The rematch was once again a close fight that began slowly and really heated up over the final few rounds. They traded fierce punches throughout the seventh round, when DeLuca knocked Wright's mouthpiece out, and throughout the final couple of rounds.
Welterweight Daniyar Yeleussinov (4-0, 2 KO), a 27-year-old southpaw, who was a 2016 Olympic gold medalist for Kazakhstan, plowed through Matt Doherty (8-6-1, 4 KOs), 30, of Salem, Massachusetts, for a first-round stoppage. Yeleussinov overwhelmed him with a series of hard lefts to the body to drive him back toward the ropes and then nailed him with a left uppercut that rocked him. As he continued to pour it on, referee Arthur Mercante stepped and stopped it at 2 minutes, 31 seconds. Doherty lost his third fight in a row, but it was the first time he has ever been stopped.
Irish heavyweight Niall Kennedy (12-0-1, 7 KOs), 34, won a unanimous decision over Brendan Barrett (7-1-2, 5 KOs), 36, of Egg Harbor, New Jersey, in a brawl. The 6-foot-3 Kennedy, with a 4-inch height advantage, got the better of Barrett throughout the fight and won 60-53, 60-53 and 58-55. He dropped Barrett with a right hand in the fifth round.

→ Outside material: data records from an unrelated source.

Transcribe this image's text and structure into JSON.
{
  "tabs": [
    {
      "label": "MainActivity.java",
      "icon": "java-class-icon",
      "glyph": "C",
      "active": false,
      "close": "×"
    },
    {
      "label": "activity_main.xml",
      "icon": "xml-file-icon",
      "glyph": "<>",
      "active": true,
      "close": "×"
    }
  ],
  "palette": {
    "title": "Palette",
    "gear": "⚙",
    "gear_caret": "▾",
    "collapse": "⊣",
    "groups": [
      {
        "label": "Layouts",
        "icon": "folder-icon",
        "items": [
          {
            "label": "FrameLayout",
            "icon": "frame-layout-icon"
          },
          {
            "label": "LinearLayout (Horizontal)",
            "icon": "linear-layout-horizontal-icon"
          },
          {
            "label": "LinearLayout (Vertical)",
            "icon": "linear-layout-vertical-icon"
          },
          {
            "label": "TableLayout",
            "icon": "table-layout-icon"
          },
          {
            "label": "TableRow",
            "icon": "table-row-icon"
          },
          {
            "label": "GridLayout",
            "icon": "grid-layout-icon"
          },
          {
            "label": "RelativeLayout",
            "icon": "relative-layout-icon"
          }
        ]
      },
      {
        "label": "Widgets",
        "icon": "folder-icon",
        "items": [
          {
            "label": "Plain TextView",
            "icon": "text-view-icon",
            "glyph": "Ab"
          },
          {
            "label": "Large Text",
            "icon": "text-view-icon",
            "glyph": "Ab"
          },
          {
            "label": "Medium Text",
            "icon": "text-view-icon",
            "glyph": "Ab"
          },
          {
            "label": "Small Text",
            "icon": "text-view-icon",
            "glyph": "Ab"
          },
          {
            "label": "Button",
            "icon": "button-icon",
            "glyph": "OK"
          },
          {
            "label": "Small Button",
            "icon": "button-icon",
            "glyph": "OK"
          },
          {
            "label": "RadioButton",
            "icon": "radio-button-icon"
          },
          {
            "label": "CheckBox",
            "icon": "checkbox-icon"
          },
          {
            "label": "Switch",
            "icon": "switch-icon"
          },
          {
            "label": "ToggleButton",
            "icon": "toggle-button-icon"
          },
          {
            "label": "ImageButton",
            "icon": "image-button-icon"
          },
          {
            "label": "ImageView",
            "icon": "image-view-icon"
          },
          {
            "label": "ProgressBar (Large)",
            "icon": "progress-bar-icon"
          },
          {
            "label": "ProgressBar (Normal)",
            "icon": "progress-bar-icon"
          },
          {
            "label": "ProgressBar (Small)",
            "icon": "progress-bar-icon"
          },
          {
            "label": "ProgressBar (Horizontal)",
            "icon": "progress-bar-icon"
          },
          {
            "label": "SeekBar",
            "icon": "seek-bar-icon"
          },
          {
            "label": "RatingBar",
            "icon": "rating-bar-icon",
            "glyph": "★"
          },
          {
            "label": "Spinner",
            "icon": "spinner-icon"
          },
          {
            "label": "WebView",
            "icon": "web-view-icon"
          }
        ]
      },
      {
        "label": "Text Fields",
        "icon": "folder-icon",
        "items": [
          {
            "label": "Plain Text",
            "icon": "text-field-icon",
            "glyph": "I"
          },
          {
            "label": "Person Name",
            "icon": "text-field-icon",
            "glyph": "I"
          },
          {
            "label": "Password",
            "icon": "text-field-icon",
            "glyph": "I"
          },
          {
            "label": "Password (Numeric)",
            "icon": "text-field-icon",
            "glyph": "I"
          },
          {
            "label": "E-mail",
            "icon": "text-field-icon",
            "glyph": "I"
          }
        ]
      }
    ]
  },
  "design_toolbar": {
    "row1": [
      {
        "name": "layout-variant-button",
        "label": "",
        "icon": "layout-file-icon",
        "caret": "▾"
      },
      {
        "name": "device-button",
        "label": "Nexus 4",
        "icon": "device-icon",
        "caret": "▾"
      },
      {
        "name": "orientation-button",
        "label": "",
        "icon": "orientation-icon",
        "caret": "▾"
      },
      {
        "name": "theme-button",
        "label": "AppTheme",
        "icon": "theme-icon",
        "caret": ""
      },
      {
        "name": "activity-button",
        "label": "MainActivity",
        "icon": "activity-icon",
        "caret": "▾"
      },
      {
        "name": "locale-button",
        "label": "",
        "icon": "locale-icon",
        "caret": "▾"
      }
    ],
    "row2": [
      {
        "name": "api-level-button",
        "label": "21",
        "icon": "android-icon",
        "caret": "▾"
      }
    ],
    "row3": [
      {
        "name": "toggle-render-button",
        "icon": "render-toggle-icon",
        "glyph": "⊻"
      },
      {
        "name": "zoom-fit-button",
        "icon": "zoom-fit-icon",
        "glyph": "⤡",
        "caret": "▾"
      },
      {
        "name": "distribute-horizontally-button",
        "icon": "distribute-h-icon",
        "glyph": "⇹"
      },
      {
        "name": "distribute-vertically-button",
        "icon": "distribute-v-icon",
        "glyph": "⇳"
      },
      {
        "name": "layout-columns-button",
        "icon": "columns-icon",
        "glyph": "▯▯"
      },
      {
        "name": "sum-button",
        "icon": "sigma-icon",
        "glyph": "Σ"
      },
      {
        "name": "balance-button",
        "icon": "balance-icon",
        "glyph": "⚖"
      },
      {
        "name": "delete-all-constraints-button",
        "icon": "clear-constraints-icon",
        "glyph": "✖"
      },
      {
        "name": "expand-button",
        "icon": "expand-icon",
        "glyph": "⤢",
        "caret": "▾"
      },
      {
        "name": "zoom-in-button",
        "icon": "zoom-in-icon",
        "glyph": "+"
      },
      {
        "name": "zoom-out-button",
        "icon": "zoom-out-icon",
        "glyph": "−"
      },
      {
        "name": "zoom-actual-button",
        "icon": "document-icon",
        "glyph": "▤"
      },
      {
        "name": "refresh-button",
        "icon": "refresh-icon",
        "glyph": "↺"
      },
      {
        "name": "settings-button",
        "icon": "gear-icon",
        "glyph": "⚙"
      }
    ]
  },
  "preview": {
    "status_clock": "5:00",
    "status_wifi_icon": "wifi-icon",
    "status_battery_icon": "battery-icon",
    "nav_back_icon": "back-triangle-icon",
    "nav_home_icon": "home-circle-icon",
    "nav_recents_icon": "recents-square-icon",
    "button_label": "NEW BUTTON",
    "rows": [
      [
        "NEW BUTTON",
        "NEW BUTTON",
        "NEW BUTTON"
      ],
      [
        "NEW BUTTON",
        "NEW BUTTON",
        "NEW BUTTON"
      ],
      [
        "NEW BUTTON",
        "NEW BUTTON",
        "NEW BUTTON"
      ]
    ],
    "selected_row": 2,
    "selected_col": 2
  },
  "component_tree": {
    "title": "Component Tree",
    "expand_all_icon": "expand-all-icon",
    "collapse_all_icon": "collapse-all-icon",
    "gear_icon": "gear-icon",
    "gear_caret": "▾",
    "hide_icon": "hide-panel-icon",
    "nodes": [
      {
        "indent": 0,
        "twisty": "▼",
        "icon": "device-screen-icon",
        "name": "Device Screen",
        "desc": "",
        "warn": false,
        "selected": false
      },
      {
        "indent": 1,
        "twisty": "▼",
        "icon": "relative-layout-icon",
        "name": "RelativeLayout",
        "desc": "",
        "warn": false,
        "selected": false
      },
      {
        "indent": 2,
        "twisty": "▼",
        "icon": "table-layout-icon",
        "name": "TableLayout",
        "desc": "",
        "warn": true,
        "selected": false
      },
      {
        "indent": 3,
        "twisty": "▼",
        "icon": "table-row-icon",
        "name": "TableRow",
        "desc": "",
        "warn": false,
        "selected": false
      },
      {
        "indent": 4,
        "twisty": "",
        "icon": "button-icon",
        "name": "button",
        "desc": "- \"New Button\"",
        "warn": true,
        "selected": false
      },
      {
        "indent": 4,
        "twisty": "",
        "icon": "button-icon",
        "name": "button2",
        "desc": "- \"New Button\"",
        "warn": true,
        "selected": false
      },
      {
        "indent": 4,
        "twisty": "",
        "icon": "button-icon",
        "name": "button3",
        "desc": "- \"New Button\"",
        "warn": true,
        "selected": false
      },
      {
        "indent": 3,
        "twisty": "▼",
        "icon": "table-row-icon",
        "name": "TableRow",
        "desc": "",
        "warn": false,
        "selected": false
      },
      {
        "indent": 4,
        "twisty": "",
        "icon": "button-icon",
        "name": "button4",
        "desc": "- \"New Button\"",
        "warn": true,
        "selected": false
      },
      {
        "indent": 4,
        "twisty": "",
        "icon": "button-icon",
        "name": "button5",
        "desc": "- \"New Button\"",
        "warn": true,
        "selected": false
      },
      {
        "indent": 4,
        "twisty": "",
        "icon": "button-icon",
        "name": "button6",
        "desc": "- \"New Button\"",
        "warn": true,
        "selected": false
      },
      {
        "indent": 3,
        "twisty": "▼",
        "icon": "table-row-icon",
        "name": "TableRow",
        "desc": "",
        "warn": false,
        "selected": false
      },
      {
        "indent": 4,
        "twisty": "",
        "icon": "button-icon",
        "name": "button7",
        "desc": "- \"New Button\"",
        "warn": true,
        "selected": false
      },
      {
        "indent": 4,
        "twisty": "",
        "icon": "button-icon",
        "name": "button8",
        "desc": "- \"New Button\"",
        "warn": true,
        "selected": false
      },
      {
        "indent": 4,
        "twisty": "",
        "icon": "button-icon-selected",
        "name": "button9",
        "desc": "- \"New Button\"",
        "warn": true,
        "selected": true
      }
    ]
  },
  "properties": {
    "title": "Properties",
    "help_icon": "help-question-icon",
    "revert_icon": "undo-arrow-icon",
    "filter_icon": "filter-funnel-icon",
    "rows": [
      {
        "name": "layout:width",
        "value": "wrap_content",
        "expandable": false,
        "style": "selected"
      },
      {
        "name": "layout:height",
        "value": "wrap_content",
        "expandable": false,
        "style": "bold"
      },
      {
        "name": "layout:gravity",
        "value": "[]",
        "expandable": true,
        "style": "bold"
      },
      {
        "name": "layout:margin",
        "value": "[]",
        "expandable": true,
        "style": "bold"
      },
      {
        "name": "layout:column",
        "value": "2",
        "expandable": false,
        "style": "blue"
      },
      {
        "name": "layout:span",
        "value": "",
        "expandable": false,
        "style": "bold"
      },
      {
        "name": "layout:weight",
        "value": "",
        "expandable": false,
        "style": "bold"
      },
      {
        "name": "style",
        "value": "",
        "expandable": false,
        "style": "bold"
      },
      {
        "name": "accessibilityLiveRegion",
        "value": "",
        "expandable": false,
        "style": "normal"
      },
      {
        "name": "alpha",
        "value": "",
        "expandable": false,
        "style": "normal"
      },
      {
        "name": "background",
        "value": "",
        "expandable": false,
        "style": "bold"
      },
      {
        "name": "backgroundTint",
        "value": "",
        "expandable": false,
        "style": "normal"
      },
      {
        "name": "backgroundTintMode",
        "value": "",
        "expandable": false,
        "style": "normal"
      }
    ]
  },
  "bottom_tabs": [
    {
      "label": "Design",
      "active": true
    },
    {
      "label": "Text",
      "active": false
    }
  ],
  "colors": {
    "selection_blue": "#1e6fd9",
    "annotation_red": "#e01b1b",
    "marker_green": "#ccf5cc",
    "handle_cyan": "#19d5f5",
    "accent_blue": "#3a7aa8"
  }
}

Welterweight Sean McComb (3-0, 3 KOs), 26, of Northern Ireland, knocked out Carlos Galindo (1-6, 0 KOs), 37, of Woburn, Massachusetts, at 2 minutes, 13 seconds of the third round.